Back when I was dressing in my “church lady” style, I typically paired my skirts – and dresses – with blazers, which accentuated the formal vibe I wasn’t necessarily trying to cultivate. I had a large collection of blazers, of all different colors, styles, and even a few patterned pieces.
Many of my blazers were purchased at consignment and thrift stores, as I was big into secondhand shopping up until about five years ago. Therefore, some of these items had somewhat of a “retro” vibe, as they weren’t necessarily “current” at the time. However, quite a few of my blazers were also purchased at Nordstrom, including the brightly-colored pieces that I enjoyed wearing back then.
Here are some examples of the blazers I wore with skirts and dresses from 2006 to 2014:
I only wore the above blazers with skirts and dresses, as I felt the proportions looked “off” when I paired them with pants or jeans. Because I’m tall, standard-length toppers often look cropped or “shrunken” on my frame. I also have a tendency to be bottom-heavy, which can be accentuated when I wear a shorter topper with pants. The silhouette of my skirts and dresses was a better match for the types of blazers I had at the time, although I also owned a few longer jackets that I liked to incorporate into pants ensembles.

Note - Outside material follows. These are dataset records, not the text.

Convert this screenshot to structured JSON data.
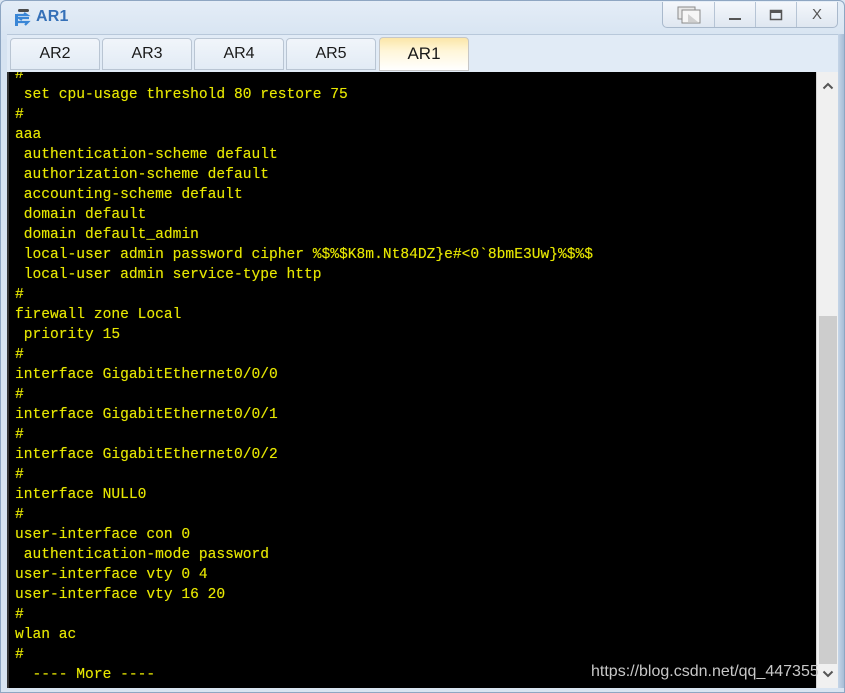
{
  "window": {
    "title": "AR1",
    "icon": "router-icon",
    "controls": [
      {
        "name": "restore-windows-button",
        "icon": "windows-stack-icon",
        "glyph": "❐"
      },
      {
        "name": "minimize-button",
        "icon": "minimize-icon",
        "glyph": "–"
      },
      {
        "name": "maximize-button",
        "icon": "maximize-icon",
        "glyph": "▭"
      },
      {
        "name": "close-button",
        "icon": "close-icon",
        "glyph": "X"
      }
    ]
  },
  "tabs": [
    {
      "label": "AR2",
      "active": false
    },
    {
      "label": "AR3",
      "active": false
    },
    {
      "label": "AR4",
      "active": false
    },
    {
      "label": "AR5",
      "active": false
    },
    {
      "label": "AR1",
      "active": true
    }
  ],
  "terminal": {
    "text_color": "#e6e600",
    "background": "#000000",
    "lines": [
      "#",
      " set cpu-usage threshold 80 restore 75",
      "#",
      "aaa",
      " authentication-scheme default",
      " authorization-scheme default",
      " accounting-scheme default",
      " domain default",
      " domain default_admin",
      " local-user admin password cipher %$%$K8m.Nt84DZ}e#<0`8bmE3Uw}%$%$",
      " local-user admin service-type http",
      "#",
      "firewall zone Local",
      " priority 15",
      "#",
      "interface GigabitEthernet0/0/0",
      "#",
      "interface GigabitEthernet0/0/1",
      "#",
      "interface GigabitEthernet0/0/2",
      "#",
      "interface NULL0",
      "#",
      "user-interface con 0",
      " authentication-mode password",
      "user-interface vty 0 4",
      "user-interface vty 16 20",
      "#",
      "wlan ac",
      "#",
      "  ---- More ----"
    ]
  },
  "scrollbar": {
    "up_glyph": "⌃",
    "down_glyph": "⌄",
    "position_fraction": 0.42,
    "visible_fraction": 0.58
  },
  "watermark": "https://blog.csdn.net/qq_447355"
}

The skirts and blazers became my de facto summer “uniform” for close to a decade, and I always looked forward to the warmer months when I could wear those types of outfits. I never felt warm enough in such ensembles during the colder months, so I had different uniforms that I wore in moderate or colder weather. Although I still enjoy wearing variations of my “not summer” uniforms today, albeit with somewhat different proportions, my warm weather uniform no longer fits within my current style aesthetic at all.

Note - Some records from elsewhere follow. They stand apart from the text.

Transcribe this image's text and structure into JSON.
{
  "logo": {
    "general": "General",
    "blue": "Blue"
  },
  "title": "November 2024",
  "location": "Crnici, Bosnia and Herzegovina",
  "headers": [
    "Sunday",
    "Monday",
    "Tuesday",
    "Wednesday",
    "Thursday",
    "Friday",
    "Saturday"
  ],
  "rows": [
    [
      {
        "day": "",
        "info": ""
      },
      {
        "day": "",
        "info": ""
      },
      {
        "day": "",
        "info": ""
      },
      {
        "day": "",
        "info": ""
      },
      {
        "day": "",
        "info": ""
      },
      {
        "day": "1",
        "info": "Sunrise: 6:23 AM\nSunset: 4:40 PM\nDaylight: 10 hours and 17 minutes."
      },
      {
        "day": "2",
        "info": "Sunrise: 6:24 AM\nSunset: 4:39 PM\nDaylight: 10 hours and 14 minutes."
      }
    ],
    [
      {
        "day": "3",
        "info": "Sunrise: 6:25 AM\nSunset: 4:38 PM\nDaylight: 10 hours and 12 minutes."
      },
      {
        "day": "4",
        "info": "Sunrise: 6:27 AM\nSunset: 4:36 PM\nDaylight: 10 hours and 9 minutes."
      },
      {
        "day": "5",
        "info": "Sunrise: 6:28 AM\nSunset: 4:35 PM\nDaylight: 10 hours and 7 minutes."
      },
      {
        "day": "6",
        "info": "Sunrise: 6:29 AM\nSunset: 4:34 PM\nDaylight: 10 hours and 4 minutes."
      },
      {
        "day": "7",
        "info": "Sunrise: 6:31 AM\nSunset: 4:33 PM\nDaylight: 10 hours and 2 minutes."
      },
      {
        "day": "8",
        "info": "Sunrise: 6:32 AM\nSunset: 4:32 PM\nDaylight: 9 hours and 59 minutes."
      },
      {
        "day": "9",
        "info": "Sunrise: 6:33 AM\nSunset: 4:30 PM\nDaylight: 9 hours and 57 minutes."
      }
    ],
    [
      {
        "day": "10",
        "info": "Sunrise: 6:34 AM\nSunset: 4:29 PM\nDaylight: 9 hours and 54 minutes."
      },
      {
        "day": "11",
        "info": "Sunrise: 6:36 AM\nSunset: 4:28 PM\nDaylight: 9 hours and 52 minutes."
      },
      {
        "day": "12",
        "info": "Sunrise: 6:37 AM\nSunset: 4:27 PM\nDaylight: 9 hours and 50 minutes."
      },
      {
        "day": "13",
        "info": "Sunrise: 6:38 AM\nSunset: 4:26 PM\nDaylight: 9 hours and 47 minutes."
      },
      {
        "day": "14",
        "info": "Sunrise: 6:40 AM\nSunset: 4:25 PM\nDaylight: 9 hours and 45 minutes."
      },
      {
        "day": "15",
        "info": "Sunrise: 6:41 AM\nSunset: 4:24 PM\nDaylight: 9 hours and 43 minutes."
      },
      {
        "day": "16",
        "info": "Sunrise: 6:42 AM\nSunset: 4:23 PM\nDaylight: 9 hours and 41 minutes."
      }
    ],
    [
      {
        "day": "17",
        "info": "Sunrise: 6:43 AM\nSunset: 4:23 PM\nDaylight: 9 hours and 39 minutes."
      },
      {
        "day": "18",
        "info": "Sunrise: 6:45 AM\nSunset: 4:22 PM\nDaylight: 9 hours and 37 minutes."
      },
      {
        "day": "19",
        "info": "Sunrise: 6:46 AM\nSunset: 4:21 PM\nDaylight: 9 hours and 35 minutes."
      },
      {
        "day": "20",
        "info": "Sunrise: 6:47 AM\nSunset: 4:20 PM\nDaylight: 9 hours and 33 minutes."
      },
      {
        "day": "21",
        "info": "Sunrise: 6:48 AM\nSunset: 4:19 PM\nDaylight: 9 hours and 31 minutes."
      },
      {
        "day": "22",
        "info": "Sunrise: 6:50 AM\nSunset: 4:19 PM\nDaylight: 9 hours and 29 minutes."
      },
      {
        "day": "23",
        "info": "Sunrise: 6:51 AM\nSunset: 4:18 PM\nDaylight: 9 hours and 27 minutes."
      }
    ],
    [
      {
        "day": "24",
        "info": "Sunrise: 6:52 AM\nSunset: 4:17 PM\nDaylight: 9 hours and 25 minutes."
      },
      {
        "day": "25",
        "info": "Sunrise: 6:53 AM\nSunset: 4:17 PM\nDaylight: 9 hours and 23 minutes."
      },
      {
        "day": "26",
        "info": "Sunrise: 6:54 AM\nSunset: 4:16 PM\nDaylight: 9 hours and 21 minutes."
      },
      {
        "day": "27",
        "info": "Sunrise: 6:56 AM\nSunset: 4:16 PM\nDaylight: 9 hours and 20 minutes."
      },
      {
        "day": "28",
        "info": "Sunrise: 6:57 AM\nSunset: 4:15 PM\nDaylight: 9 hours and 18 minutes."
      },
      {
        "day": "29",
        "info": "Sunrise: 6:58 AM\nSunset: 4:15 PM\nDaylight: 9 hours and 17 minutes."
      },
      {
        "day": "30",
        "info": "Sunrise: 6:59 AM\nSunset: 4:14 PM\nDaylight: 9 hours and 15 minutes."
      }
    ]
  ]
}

You saw examples of my skirt outfits without blazers above, but below are some additional looks that included the various blazers in my pre-2015 collection:
I can’t see myself wearing any of the above ensembles today, and I don’t even think I’d wear most of the included pieces at this point, even if I could style them in completely different ways. I have truly moved on from those types of skirts and blazers, even though I still see other women wearing similar pieces these days. Although I did enjoy wearing many of the items shown above at one time, I didn’t have a good sense of my style preferences back then. I was dressing too much how I thought I should be dressing, which led to my not being fully grounded and satisfied with my wardrobe and my style.

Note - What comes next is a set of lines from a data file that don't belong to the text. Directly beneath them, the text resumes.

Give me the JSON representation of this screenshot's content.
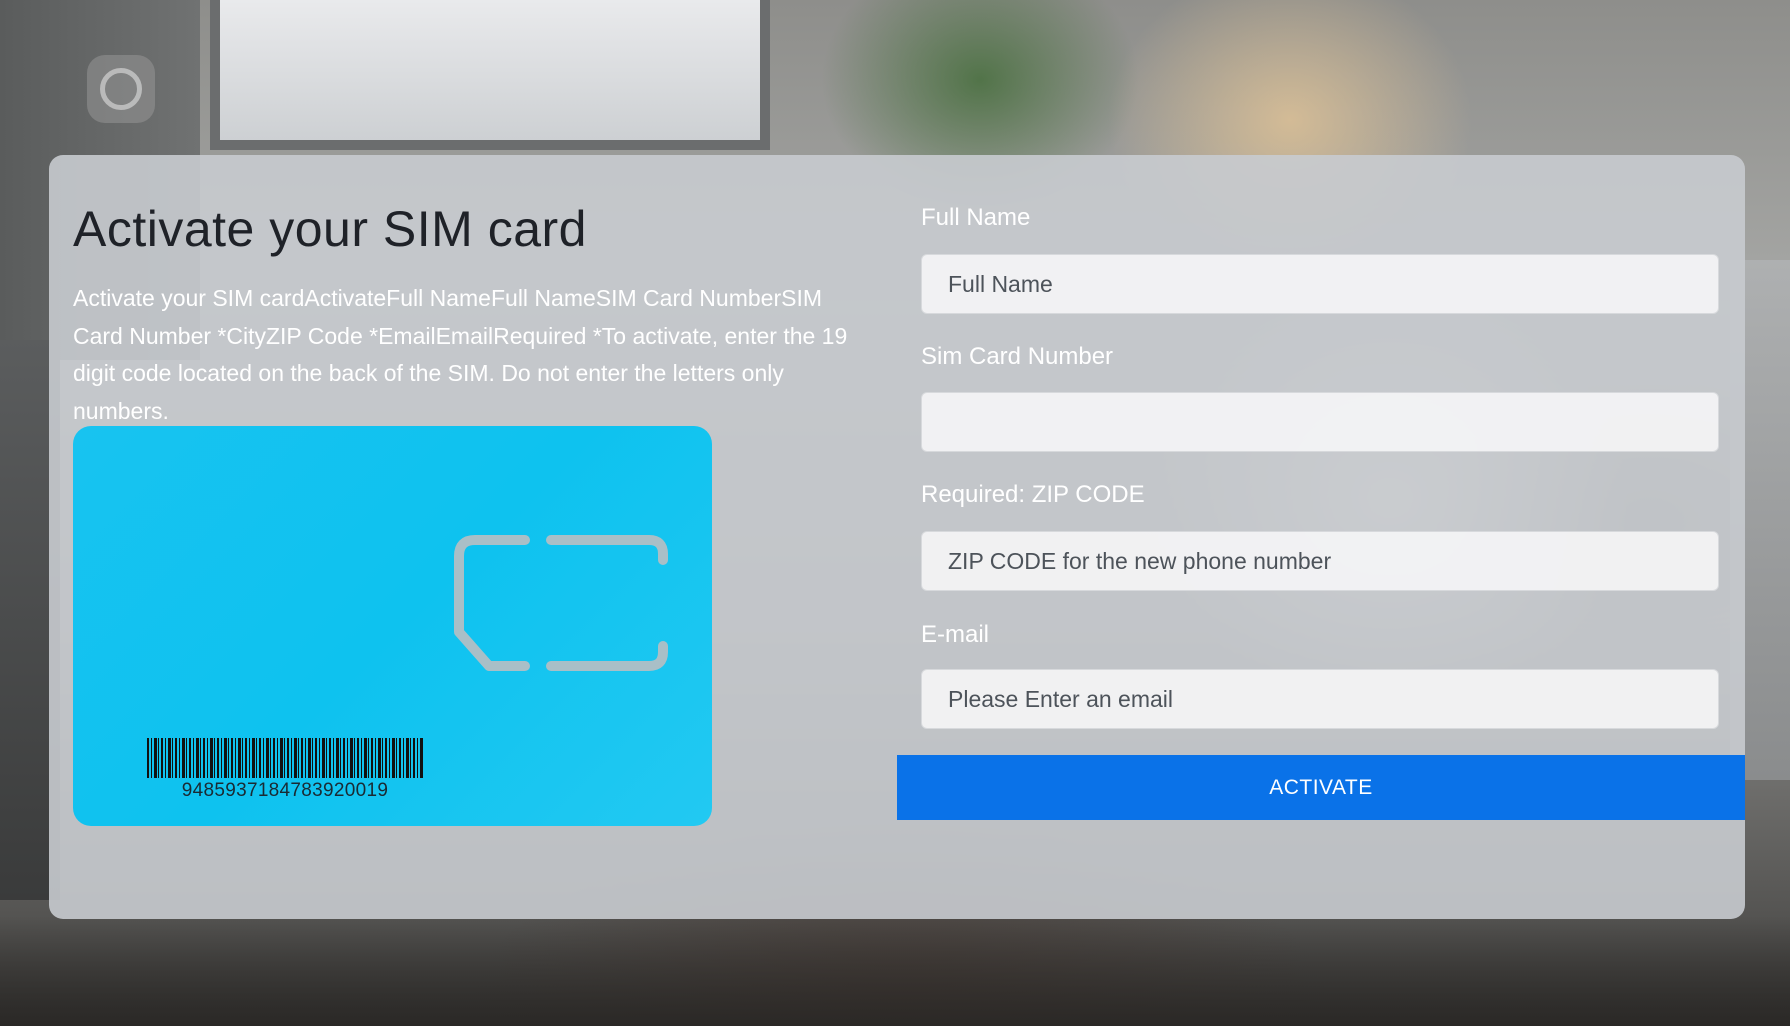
{
  "page": {
    "title": "Activate your SIM card",
    "description": "Activate your SIM cardActivateFull NameFull NameSIM Card NumberSIM Card Number *CityZIP Code *EmailEmailRequired *To activate, enter the 19 digit code located on the back of the SIM. Do not enter the letters only numbers."
  },
  "sim_card": {
    "barcode_number": "9485937184783920019",
    "color": "#12c3f0"
  },
  "form": {
    "full_name": {
      "label": "Full Name",
      "placeholder": "Full Name",
      "value": ""
    },
    "sim_number": {
      "label": "Sim Card Number",
      "placeholder": "",
      "value": ""
    },
    "zip": {
      "label": "Required: ZIP CODE",
      "placeholder": "ZIP CODE for the new phone number",
      "value": ""
    },
    "email": {
      "label": "E-mail",
      "placeholder": "Please Enter an email",
      "value": ""
    },
    "submit_label": "ACTIVATE"
  },
  "colors": {
    "accent": "#0a72e8",
    "panel": "#c8cbcf"
  },
  "icons": {
    "logo": "ring-logo-icon",
    "chip": "sim-chip-icon",
    "barcode": "barcode-icon"
  }
}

Conclusion – and Preview of Part Two
We’ve come to the end of part one of this series, so I’ll close with a quick recap. I started out by highlighting the value of reviewing our wardrobe items, as well as photos of ourselves, to determine what we used to love but no longer do. I then covered two personal examples of items that used to be closet favorites: my skirts and blazers. I showed examples of these garments and outfits in which they were featured, many of which are cringeworthy to me today.
My style and preferences have moved on considerably over the past seven years, which will be the subject of parts two and three of this series. In those posts, I’ll share how my style evolved to wearing different types of skirts through to my mostly not wearing skirts at all. As for blazers, they mostly fell by the wayside when I shifted to new skirt silhouettes back in 2015. My reasons for these style shifts will be covered in part two, which will go live sometime next week.
Now it’s time for you to weigh in… I welcome your thoughts and insights on the topics introduced in this post. I’d love to “hear” about how your style has evolved in recent years and about the types of pieces and styles that you no longer like to wear. If you’ve taken the time to reflect upon how your sartorial preferences have evolved, please share what you’ve learned. Here are a couple of questions to help channel your responses, but feel free to comment however you’d like:
- How has better understanding what you DON’T want related to your wardrobe helped you to embrace that which you DO want?
- What suggestions do you have for those who are still trying to hone their personal style?